Activists from the hacker collective Anonymous took down the website of the Texas Republican Party in protest against a restrictive law that has the effect of banning most abortions.
The law, SB8, which took effect on Sept. 1, 2021, bans abortions at about six weeks. The enforcement mechanism laid out in the law allows any private citizen to sue “any person” who performs such abortions, or “aids or abets” them.
The law blocks access to an estimated 85 to 90% of medical system-provided abortion services, and provides no exceptions for cases involving rape or incest.
The law was overwhelmingly backed by Texas Republicans and signed by the state’s Republican governor, Greg Abbott. In response, Anonymous announced a campaign, dubbed “Operation Jane,” to render data collected in efforts to report abortions useless.
As part of that campaign, Anonymous hackers took down the Texas GOP’s website and replaced it with, among other things, an X-rated image of a man stretching out his anus. (There is an archived version of the hacked website, but view with caution: It is graphic.) Hackers also replaced the state GOP’s mission statement with one that read, in part, “WE REALLY REALLY LOVED THE HANDMAID’S TALE AND WISH TO ENACT IT TO IT’S FULLEST. FOOTBALL!!!!!!”
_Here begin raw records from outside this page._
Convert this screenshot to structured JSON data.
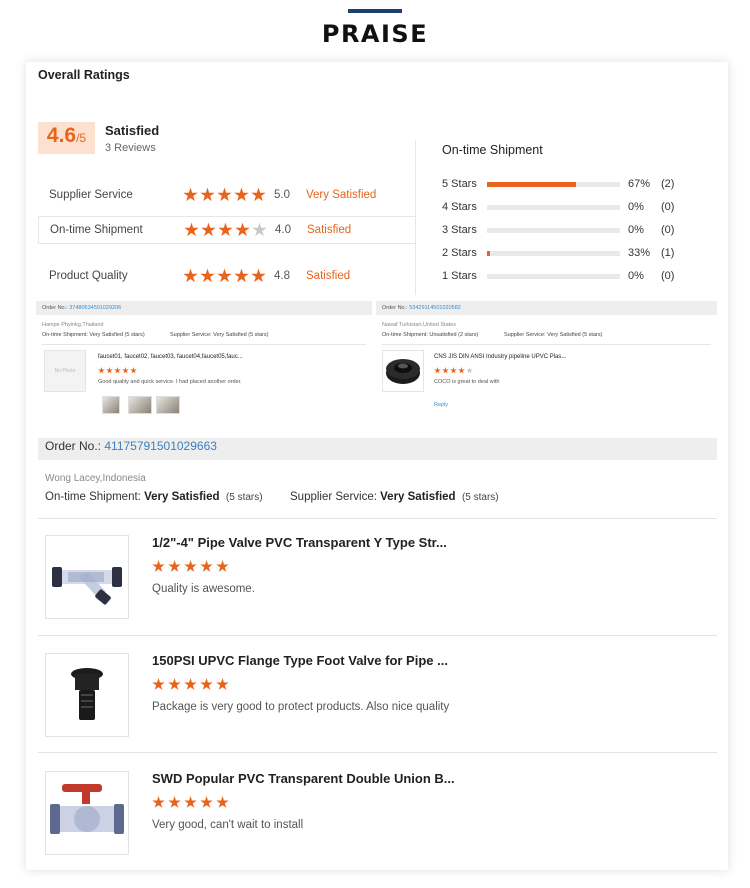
{
  "section_title": "PRAISE",
  "overall": {
    "title": "Overall Ratings",
    "score": "4.6",
    "score_suffix": "/5",
    "satisfaction": "Satisfied",
    "reviews": "3 Reviews"
  },
  "ratings": [
    {
      "label": "Supplier Service",
      "stars": 5,
      "value": "5.0",
      "word": "Very Satisfied"
    },
    {
      "label": "On-time Shipment",
      "stars": 4,
      "value": "4.0",
      "word": "Satisfied"
    },
    {
      "label": "Product Quality",
      "stars": 5,
      "value": "4.8",
      "word": "Satisfied"
    }
  ],
  "shipment": {
    "title": "On-time Shipment",
    "rows": [
      {
        "label": "5 Stars",
        "percent": 67,
        "pct_text": "67%",
        "count": "(2)"
      },
      {
        "label": "4 Stars",
        "percent": 0,
        "pct_text": "0%",
        "count": "(0)"
      },
      {
        "label": "3 Stars",
        "percent": 0,
        "pct_text": "0%",
        "count": "(0)"
      },
      {
        "label": "2 Stars",
        "percent": 2,
        "pct_text": "33%",
        "count": "(1)"
      },
      {
        "label": "1 Stars",
        "percent": 0,
        "pct_text": "0%",
        "count": "(0)"
      }
    ]
  },
  "mini_reviews": [
    {
      "order_label": "Order No.:",
      "order_no": "37480634501029206",
      "buyer": "Hampe Phyinkg,Thailand",
      "shipment_text": "On-time Shipment: Very Satisfied (5 stars)",
      "service_text": "Supplier Service: Very Satisfied (5 stars)",
      "product_title": "faucet01, faucet02, faucet03, faucet04,faucet05,fauc...",
      "stars": 5,
      "comment": "Good quality and quick service. I had placed another order.",
      "thumb_text": "No Photo"
    },
    {
      "order_label": "Order No.:",
      "order_no": "53429114501020582",
      "buyer": "Nawaf Turkistan,United States",
      "shipment_text": "On-time Shipment: Unsatisfied (2 stars)",
      "service_text": "Supplier Service: Very Satisfied (5 stars)",
      "product_title": "CNS JIS DIN ANSI Industry pipeline UPVC Plas...",
      "stars": 4,
      "comment": "COCO is great to deal with",
      "reply": "Reply"
    }
  ],
  "main_review": {
    "order_label": "Order No.:",
    "order_no": "41175791501029663",
    "buyer": "Wong Lacey,Indonesia",
    "shipment_label": "On-time Shipment:",
    "shipment_value": "Very Satisfied",
    "shipment_stars": "(5 stars)",
    "service_label": "Supplier Service:",
    "service_value": "Very Satisfied",
    "service_stars": "(5 stars)",
    "products": [
      {
        "title": "1/2\"-4\" Pipe Valve PVC Transparent Y Type Str...",
        "stars": 5,
        "comment": "Quality is awesome.",
        "icon": "y-strainer-icon"
      },
      {
        "title": "150PSI UPVC Flange Type Foot Valve for Pipe ...",
        "stars": 5,
        "comment": "Package is very good to protect products. Also nice quality",
        "icon": "foot-valve-icon"
      },
      {
        "title": "SWD Popular PVC Transparent Double Union B...",
        "stars": 5,
        "comment": "Very good, can't wait to install",
        "icon": "ball-valve-icon"
      }
    ]
  },
  "colors": {
    "accent": "#e8641d",
    "link": "#3a7fc1",
    "navy": "#1f3f73"
  }
}
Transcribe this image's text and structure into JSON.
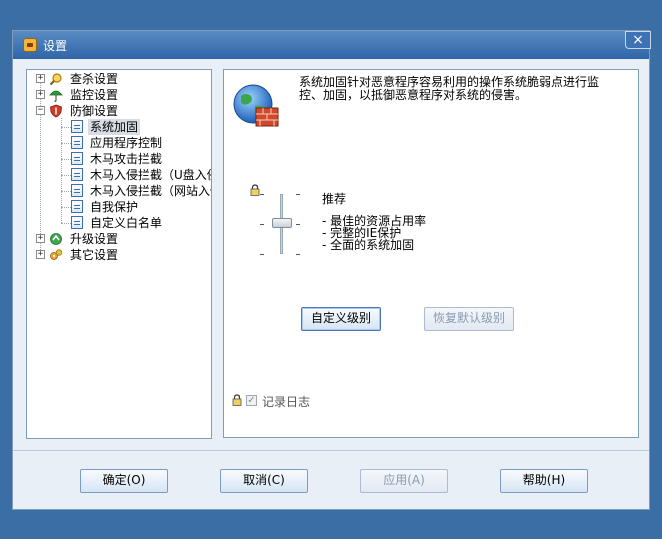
{
  "window": {
    "title": "设置",
    "close_glyph": "×"
  },
  "tree": [
    {
      "label": "查杀设置",
      "expander": "+",
      "icon": "magnifier-bug-icon"
    },
    {
      "label": "监控设置",
      "expander": "+",
      "icon": "umbrella-icon"
    },
    {
      "label": "防御设置",
      "expander": "−",
      "icon": "shield-icon"
    },
    {
      "label": "系统加固",
      "icon": "page-icon",
      "selected": true
    },
    {
      "label": "应用程序控制",
      "icon": "page-icon"
    },
    {
      "label": "木马攻击拦截",
      "icon": "page-icon"
    },
    {
      "label": "木马入侵拦截（U盘入侵）",
      "icon": "page-icon"
    },
    {
      "label": "木马入侵拦截（网站入侵）",
      "icon": "page-icon"
    },
    {
      "label": "自我保护",
      "icon": "page-icon"
    },
    {
      "label": "自定义白名单",
      "icon": "page-icon"
    },
    {
      "label": "升级设置",
      "expander": "+",
      "icon": "upgrade-globe-icon"
    },
    {
      "label": "其它设置",
      "expander": "+",
      "icon": "gears-icon"
    }
  ],
  "content": {
    "description_line1": "系统加固针对恶意程序容易利用的操作系统脆弱点进行监",
    "description_line2": "控、加固，以抵御恶意程序对系统的侵害。",
    "level_title": "推荐",
    "level_features": [
      "- 最佳的资源占用率",
      "- 完整的IE保护",
      "- 全面的系统加固"
    ],
    "custom_level_button": "自定义级别",
    "restore_default_button": "恢复默认级别",
    "log_label": "记录日志",
    "log_checked": true
  },
  "buttons": {
    "ok": "确定(O)",
    "cancel": "取消(C)",
    "apply": "应用(A)",
    "help": "帮助(H)"
  },
  "colors": {
    "desktop": "#3b6ea5",
    "title_bar": "#2f65a8",
    "dialog_bg": "#e9eff6",
    "accent_border": "#7f9db9"
  }
}
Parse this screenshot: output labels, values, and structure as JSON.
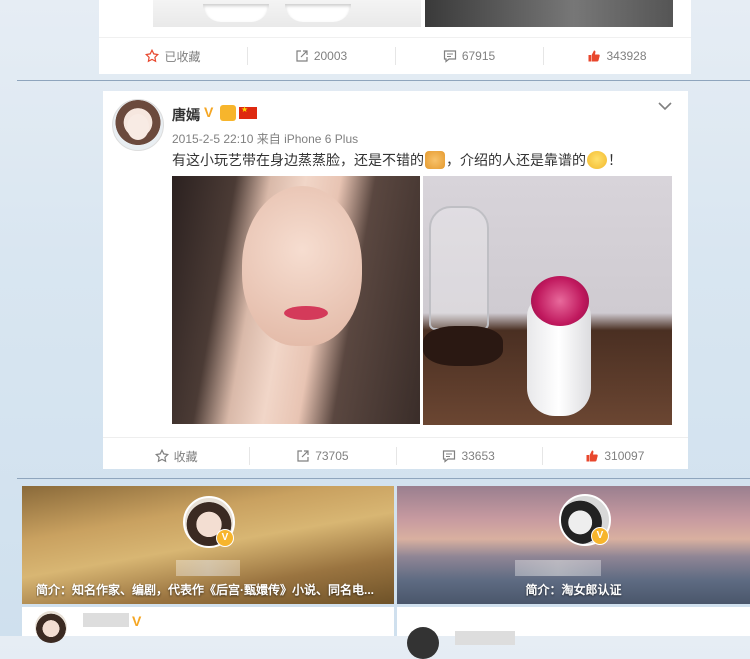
{
  "top_card": {
    "actions": [
      {
        "label": "已收藏",
        "icon": "star-icon"
      },
      {
        "label": "20003",
        "icon": "forward-icon"
      },
      {
        "label": "67915",
        "icon": "comment-icon"
      },
      {
        "label": "343928",
        "icon": "like-icon"
      }
    ]
  },
  "post": {
    "username": "唐嫣",
    "verified_badge": "V",
    "timestamp": "2015-2-5 22:10",
    "source": "来自 iPhone 6 Plus",
    "text_part1": "有这小玩艺带在身边蒸蒸脸，还是不错的",
    "text_part2": "，介绍的人还是靠谱的",
    "text_part3": "！",
    "actions": [
      {
        "label": "收藏",
        "icon": "star-icon"
      },
      {
        "label": "73705",
        "icon": "forward-icon"
      },
      {
        "label": "33653",
        "icon": "comment-icon"
      },
      {
        "label": "310097",
        "icon": "like-icon"
      }
    ]
  },
  "recommend_cards": [
    {
      "intro": "简介：知名作家、编剧，代表作《后宫·甄嬛传》小说、同名电...",
      "badge": "V"
    },
    {
      "intro": "简介：淘女郎认证",
      "badge": "V"
    }
  ],
  "colors": {
    "accent_orange": "#f5a623",
    "like_red": "#e8472d",
    "divider": "#8fa5bd"
  }
}
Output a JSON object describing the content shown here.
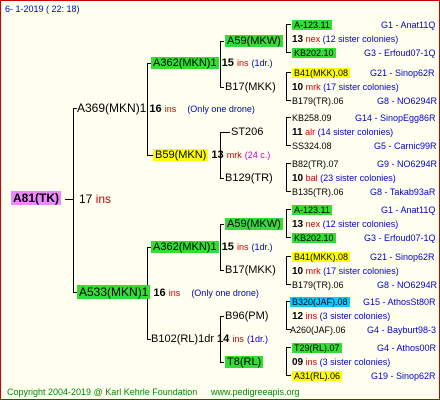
{
  "header": {
    "date": "6-  1-2019 ( 22: 18)"
  },
  "root": {
    "name": "A81(TK)",
    "count": "17",
    "unit": "ins"
  },
  "gen1": [
    {
      "name": "A369(MKN)1",
      "count": "16",
      "unit": "ins",
      "note": "(Only one drone)"
    },
    {
      "name": "A533(MKN)1",
      "count": "16",
      "unit": "ins",
      "note": "(Only one drone)"
    }
  ],
  "gen2": [
    {
      "name": "A362(MKN)1",
      "count": "15",
      "unit": "ins",
      "note": "(1dr.)"
    },
    {
      "name": "B59(MKN)",
      "count": "13",
      "unit": "mrk",
      "note": "(24 c.)"
    },
    {
      "name": "A362(MKN)1",
      "count": "15",
      "unit": "ins",
      "note": "(1dr.)"
    },
    {
      "name": "B102(RL)1dr",
      "count": "14",
      "unit": "ins",
      "note": "(1dr.)"
    }
  ],
  "gen3": [
    {
      "name": "A59(MKW)"
    },
    {
      "name": "B17(MKK)"
    },
    {
      "name": "ST206"
    },
    {
      "name": "B129(TR)"
    },
    {
      "name": "A59(MKW)"
    },
    {
      "name": "B17(MKK)"
    },
    {
      "name": "B96(PM)"
    },
    {
      "name": "T8(RL)"
    }
  ],
  "gen4": [
    {
      "name": "A-123.11",
      "info": "G1 - Anat11Q"
    },
    {
      "count": "13",
      "unit": "nex",
      "note": "(12 sister colonies)"
    },
    {
      "name": "KB202.10",
      "info": "G3 - Erfoud07-1Q"
    },
    {
      "name": "B41(MKK).08",
      "info": "G21 - Sinop62R"
    },
    {
      "count": "10",
      "unit": "mrk",
      "note": "(17 sister colonies)"
    },
    {
      "name": "B179(TR).06",
      "info": "G8 - NO6294R"
    },
    {
      "name": "KB258.09",
      "info": "G14 - SinopEgg86R"
    },
    {
      "count": "11",
      "unit": "alr",
      "note": "(14 sister colonies)"
    },
    {
      "name": "SS324.08",
      "info": "G5 - Carnic99R"
    },
    {
      "name": "B82(TR).07",
      "info": "G9 - NO6294R"
    },
    {
      "count": "10",
      "unit": "bal",
      "note": "(23 sister colonies)"
    },
    {
      "name": "B135(TR).06",
      "info": "G8 - Takab93aR"
    },
    {
      "name": "A-123.11",
      "info": "G1 - Anat11Q"
    },
    {
      "count": "13",
      "unit": "nex",
      "note": "(12 sister colonies)"
    },
    {
      "name": "KB202.10",
      "info": "G3 - Erfoud07-1Q"
    },
    {
      "name": "B41(MKK).08",
      "info": "G21 - Sinop62R"
    },
    {
      "count": "10",
      "unit": "mrk",
      "note": "(17 sister colonies)"
    },
    {
      "name": "B179(TR).06",
      "info": "G8 - NO6294R"
    },
    {
      "name": "B320(JAF).08",
      "info": "G15 - AthosSt80R"
    },
    {
      "count": "12",
      "unit": "ins",
      "note": "(3 sister colonies)"
    },
    {
      "name": "A260(JAF).06",
      "info": "G4 - Bayburt98-3"
    },
    {
      "name": "T29(RL).07",
      "info": "G4 - Athos00R"
    },
    {
      "count": "09",
      "unit": "ins",
      "note": "(3 sister colonies)"
    },
    {
      "name": "A31(RL).06",
      "info": "G19 - Sinop62R"
    }
  ],
  "footer": {
    "copyright": "Copyright 2004-2019 @ Karl Kehrle Foundation",
    "url": "www.pedigreeapis.org"
  },
  "colors": {
    "green": "#33dd33",
    "yellow": "#ffff00",
    "blue": "#00ccff",
    "magenta": "#ee88ff",
    "border": "#cc0000"
  }
}
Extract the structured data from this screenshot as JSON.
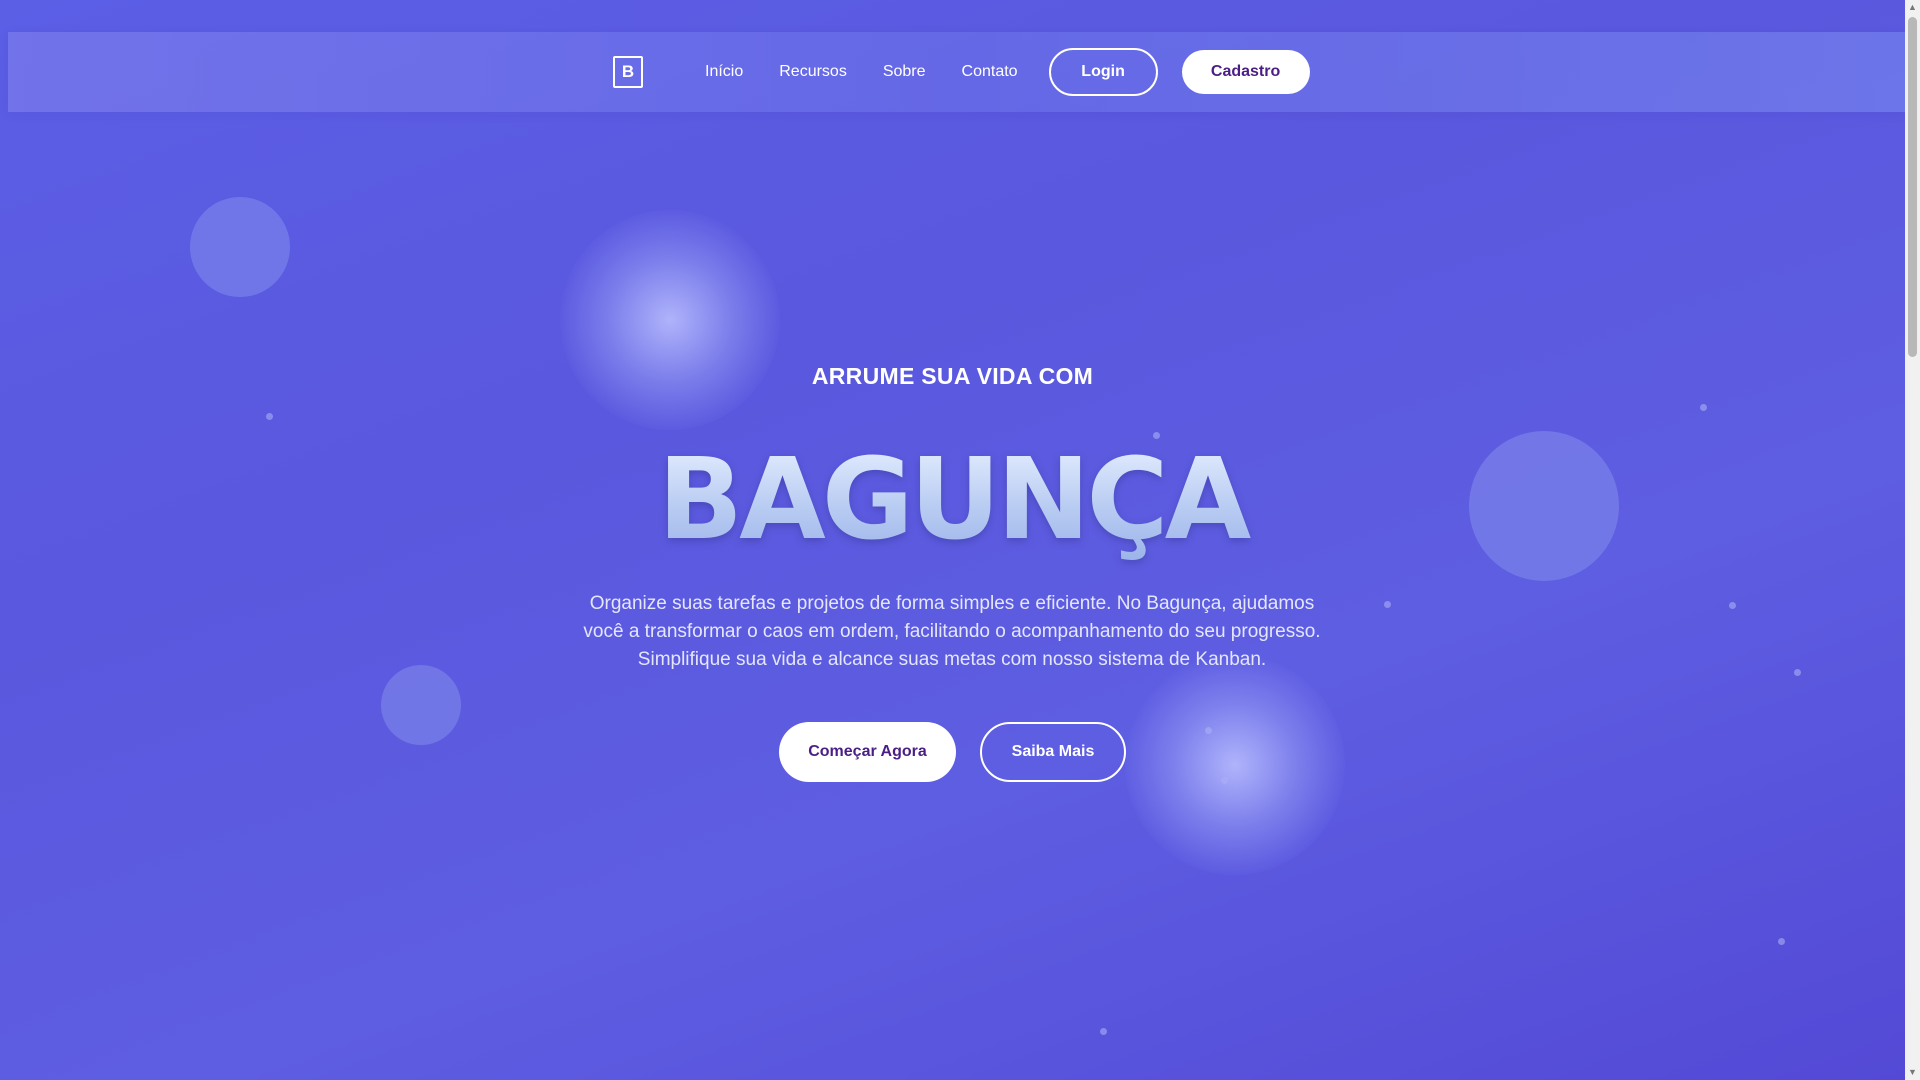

Texas Republicans acknowledged the vandalism with a statement on their website claiming it prompted them to ramp up their online security. The statement was accompanied by fields allowing website visitors to enter their payment card information and make a donation. The statement reads, in part, “Stand with us now against these cyber criminals and their brazen attacks by rushing a contribution to harden our digital defenses.”
Just days after the law went into effect, a website launched by the anti-abortion group Texas Right to Life which was intended for reporting abortions that violated the new law was taken offline by domain host GoDaddy after a public pressure campaign.
Anonymous is a loose collective of, as the name states, anonymous cyber activists who emerged in the late aughts to support popular protest movements like the Arab Spring and Occupy Wall Street. They are known for making ominous videos addressed to their hacking targets ending with the phrase, “Expect us,” and wearing Guy Fawkes masks to conceal their identities.
Anonymous’ presence peaked around the time of the Occupy Wall Street protests, in 2011 and 2012, but died down after a series of high profile arrests. They began to make their presence known again after the murder of George Floyd by former Minneapolis police officer Derek Chauvin in May 2020.
Beran, Dale. “The Return of Anonymous.” The Atlantic, 11 Aug. 2020, https://www.theatlantic.com/technology/archive/2020/08/hacker-group-anonymous-returns/615058/.
“George Floyd: Anonymous Hackers Re-Emerge amid US Unrest.” BBC News, 1 June 2020. www.bbc.com, https://www.bbc.com/news/technology-52879000.
Hollister, Sean. “GoDaddy Cut off Texas Right to Life’s Abortion ‘Whistleblowing’ Website, and It Might Be Gone.” The Verge, 3 Sept. 2021, https://www.theverge.com/2021/9/3/22656196/godaddy-texas-right-for-life-abortion-whistleblowing-site.
Nowlin, Sanford. “Anonymous Hacks Texas Republican Party Website in Retaliation for State’s Abortion Ban.” San Antonio Current, 13 September 2021, https://www.sacurrent.com/the-daily/archives/2021/09/13/anonymous-hacks-texas-republican-party-website-in-retaliation-for-states-abortion-ban.